_Exercise directions_
Write out the full listing exactly as given, minus the images.
--- START ---
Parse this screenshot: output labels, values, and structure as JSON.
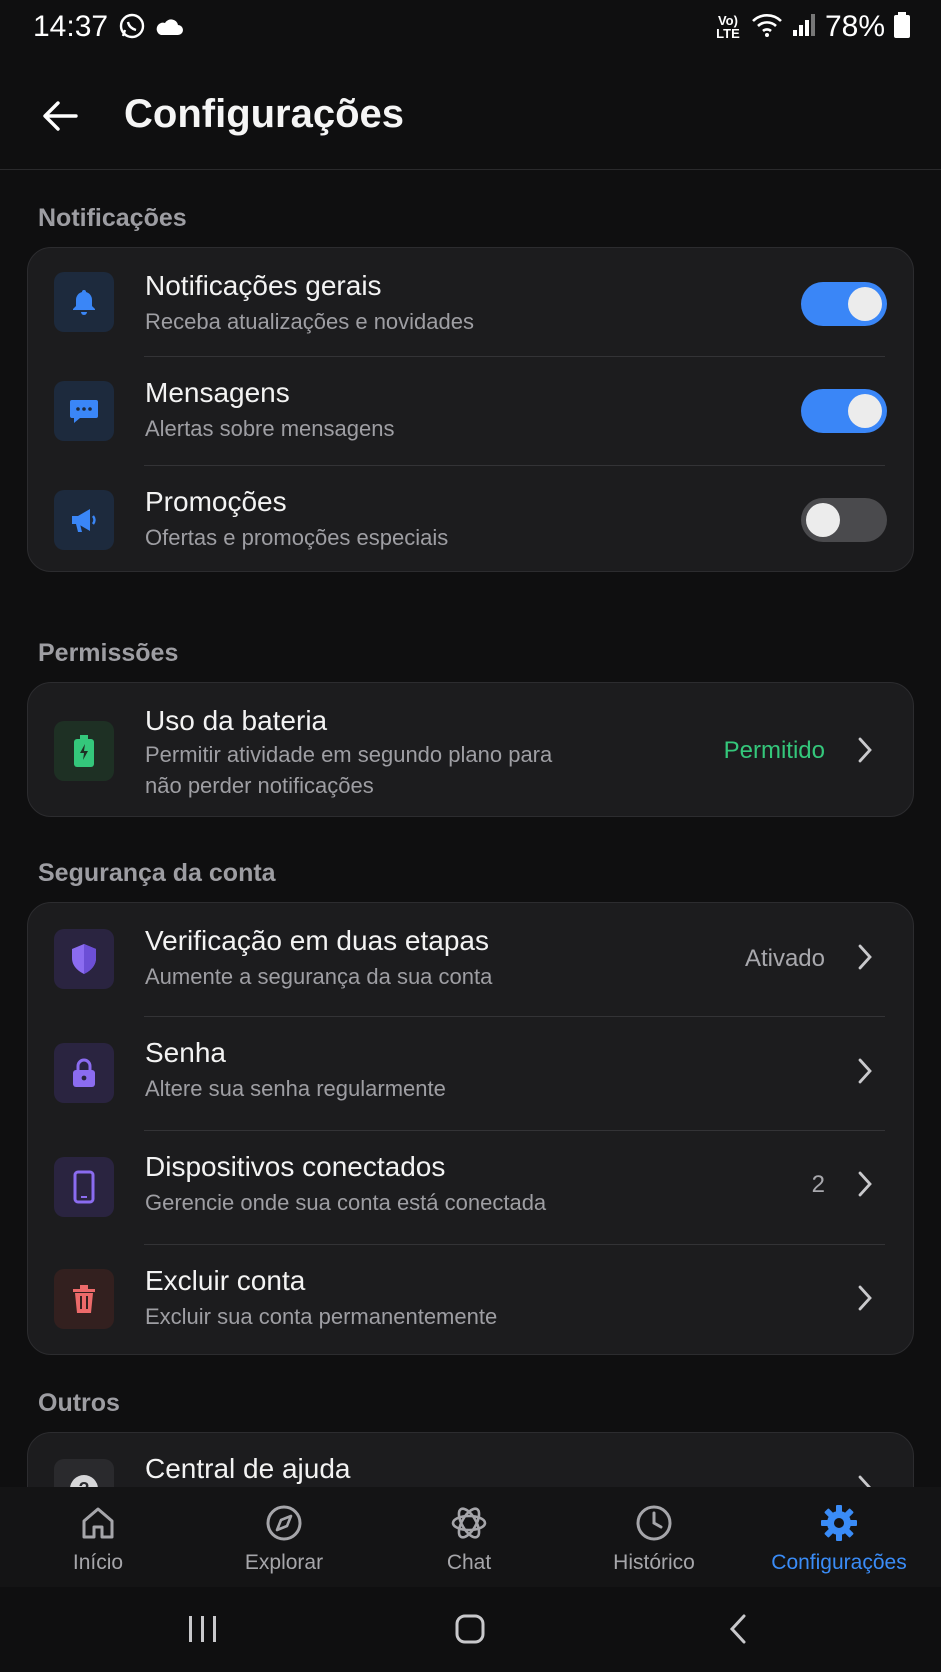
{
  "status_bar": {
    "time": "14:37",
    "network": "Vo) LTE",
    "battery": "78%"
  },
  "header": {
    "title": "Configurações"
  },
  "sections": {
    "notifications": {
      "title": "Notificações",
      "items": [
        {
          "title": "Notificações gerais",
          "subtitle": "Receba atualizações e novidades",
          "toggle_on": true,
          "icon": "bell-icon"
        },
        {
          "title": "Mensagens",
          "subtitle": "Alertas sobre mensagens",
          "toggle_on": true,
          "icon": "chat-bubble-icon"
        },
        {
          "title": "Promoções",
          "subtitle": "Ofertas e promoções especiais",
          "toggle_on": false,
          "icon": "megaphone-icon"
        }
      ]
    },
    "permissions": {
      "title": "Permissões",
      "items": [
        {
          "title": "Uso da bateria",
          "subtitle": "Permitir atividade em segundo plano para não perder notificações",
          "value": "Permitido",
          "icon": "battery-icon"
        }
      ]
    },
    "security": {
      "title": "Segurança da conta",
      "items": [
        {
          "title": "Verificação em duas etapas",
          "subtitle": "Aumente a segurança da sua conta",
          "value": "Ativado",
          "icon": "shield-icon"
        },
        {
          "title": "Senha",
          "subtitle": "Altere sua senha regularmente",
          "value": "",
          "icon": "lock-icon"
        },
        {
          "title": "Dispositivos conectados",
          "subtitle": "Gerencie onde sua conta está conectada",
          "value": "2",
          "icon": "phone-icon"
        },
        {
          "title": "Excluir conta",
          "subtitle": "Excluir sua conta permanentemente",
          "value": "",
          "icon": "trash-icon"
        }
      ]
    },
    "others": {
      "title": "Outros",
      "items": [
        {
          "title": "Central de ajuda",
          "icon": "help-icon"
        }
      ]
    }
  },
  "bottom_nav": {
    "items": [
      {
        "label": "Início",
        "icon": "home-icon",
        "active": false
      },
      {
        "label": "Explorar",
        "icon": "compass-icon",
        "active": false
      },
      {
        "label": "Chat",
        "icon": "chat-logo-icon",
        "active": false
      },
      {
        "label": "Histórico",
        "icon": "clock-icon",
        "active": false
      },
      {
        "label": "Configurações",
        "icon": "gear-icon",
        "active": true
      }
    ]
  },
  "colors": {
    "accent": "#3a86f7",
    "allowed_green": "#34c77b",
    "background": "#0f0f10",
    "card": "#1c1c1e"
  }
}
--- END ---
_Output for this exercise_
Parse this screenshot: output labels, values, and structure as JSON.
{
  "status_bar": {
    "time": "14:37",
    "network": "Vo) LTE",
    "battery": "78%"
  },
  "header": {
    "title": "Configurações"
  },
  "sections": {
    "notifications": {
      "title": "Notificações",
      "items": [
        {
          "title": "Notificações gerais",
          "subtitle": "Receba atualizações e novidades",
          "toggle_on": true,
          "icon": "bell-icon"
        },
        {
          "title": "Mensagens",
          "subtitle": "Alertas sobre mensagens",
          "toggle_on": true,
          "icon": "chat-bubble-icon"
        },
        {
          "title": "Promoções",
          "subtitle": "Ofertas e promoções especiais",
          "toggle_on": false,
          "icon": "megaphone-icon"
        }
      ]
    },
    "permissions": {
      "title": "Permissões",
      "items": [
        {
          "title": "Uso da bateria",
          "subtitle": "Permitir atividade em segundo plano para não perder notificações",
          "value": "Permitido",
          "icon": "battery-icon"
        }
      ]
    },
    "security": {
      "title": "Segurança da conta",
      "items": [
        {
          "title": "Verificação em duas etapas",
          "subtitle": "Aumente a segurança da sua conta",
          "value": "Ativado",
          "icon": "shield-icon"
        },
        {
          "title": "Senha",
          "subtitle": "Altere sua senha regularmente",
          "value": "",
          "icon": "lock-icon"
        },
        {
          "title": "Dispositivos conectados",
          "subtitle": "Gerencie onde sua conta está conectada",
          "value": "2",
          "icon": "phone-icon"
        },
        {
          "title": "Excluir conta",
          "subtitle": "Excluir sua conta permanentemente",
          "value": "",
          "icon": "trash-icon"
        }
      ]
    },
    "others": {
      "title": "Outros",
      "items": [
        {
          "title": "Central de ajuda",
          "icon": "help-icon"
        }
      ]
    }
  },
  "bottom_nav": {
    "items": [
      {
        "label": "Início",
        "icon": "home-icon",
        "active": false
      },
      {
        "label": "Explorar",
        "icon": "compass-icon",
        "active": false
      },
      {
        "label": "Chat",
        "icon": "chat-logo-icon",
        "active": false
      },
      {
        "label": "Histórico",
        "icon": "clock-icon",
        "active": false
      },
      {
        "label": "Configurações",
        "icon": "gear-icon",
        "active": true
      }
    ]
  },
  "colors": {
    "accent": "#3a86f7",
    "allowed_green": "#34c77b",
    "background": "#0f0f10",
    "card": "#1c1c1e"
  }
}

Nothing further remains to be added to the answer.